KFTC’s paid media is part of a campaign supported by a broad coalition of groups to pass a package of related bills through Congress in 2020. The groups are calling on Congress to:

• Restore funding for the Black Lung Disability Trust Fund for the next ten years to protect essential benefits for miners with black lung disease and their families (H.R. 3876 and S. 3172);

• Pass the RECLAIM Act to invest $1 billion over the next five years in creating good jobs while cleaning up abandoned mine sites and polluted waterways (H.R. 2156);

• Reauthorize the Abandoned Mine Land (AML) Program, which requires coal companies to pay into the fund used to reclaim old mine sites and polluted waterways (H.R. 4248).

“We’ve already seen some results,” said Jimmy Moore, President of the Southeast Kentucky Black Lung Association. “I do believe that the one-year extension of the black lung fee which Congress passed last December was a result of all the work we’ve put in. But a one-year fix is a political thing. It doesn’t solve the serious problems facing the Black Lung Disability Trust Fund. So, we’ll just continue to fight.”

Currently, the bills supported by this campaign for are moving forward in the U.S. House, with some support from Kentucky’s congressional delegation.
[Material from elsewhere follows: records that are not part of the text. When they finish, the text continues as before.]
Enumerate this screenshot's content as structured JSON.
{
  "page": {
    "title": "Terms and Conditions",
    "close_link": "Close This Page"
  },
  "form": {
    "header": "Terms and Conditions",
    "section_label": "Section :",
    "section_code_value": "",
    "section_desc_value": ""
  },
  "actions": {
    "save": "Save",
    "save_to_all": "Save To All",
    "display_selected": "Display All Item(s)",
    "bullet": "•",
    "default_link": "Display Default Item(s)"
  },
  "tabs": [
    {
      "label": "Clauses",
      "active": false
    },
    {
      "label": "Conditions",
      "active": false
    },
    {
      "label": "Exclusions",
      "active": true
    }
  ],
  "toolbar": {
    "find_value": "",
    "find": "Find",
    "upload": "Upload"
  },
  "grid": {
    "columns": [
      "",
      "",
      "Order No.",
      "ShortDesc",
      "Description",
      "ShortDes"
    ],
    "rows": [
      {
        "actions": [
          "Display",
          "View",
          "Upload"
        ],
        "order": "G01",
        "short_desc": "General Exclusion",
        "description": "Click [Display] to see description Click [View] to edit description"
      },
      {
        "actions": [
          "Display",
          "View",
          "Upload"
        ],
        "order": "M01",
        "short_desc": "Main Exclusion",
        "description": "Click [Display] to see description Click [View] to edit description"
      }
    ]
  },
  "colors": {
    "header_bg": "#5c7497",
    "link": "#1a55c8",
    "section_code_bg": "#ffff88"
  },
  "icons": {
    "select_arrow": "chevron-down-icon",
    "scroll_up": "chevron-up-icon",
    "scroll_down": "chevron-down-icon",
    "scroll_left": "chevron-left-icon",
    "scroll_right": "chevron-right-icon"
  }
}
Rep. Hal Rogers (R-KY5) and Rep. Brett Guthrie (R-KY2) are co-sponsors of the RECLAIM Act, while Congressman John Yarmuth (D-KY3) is a co-sponsor of both the RECLAIM Act and the Black Lung bill.

The House Natural Resources Committee voted to advance the AML Reauthorization bill on Jan. 15. With that, all three House bills are now ready for a vote on the House Floor and may be rolled into a single bill before a vote to send them on to the Senate.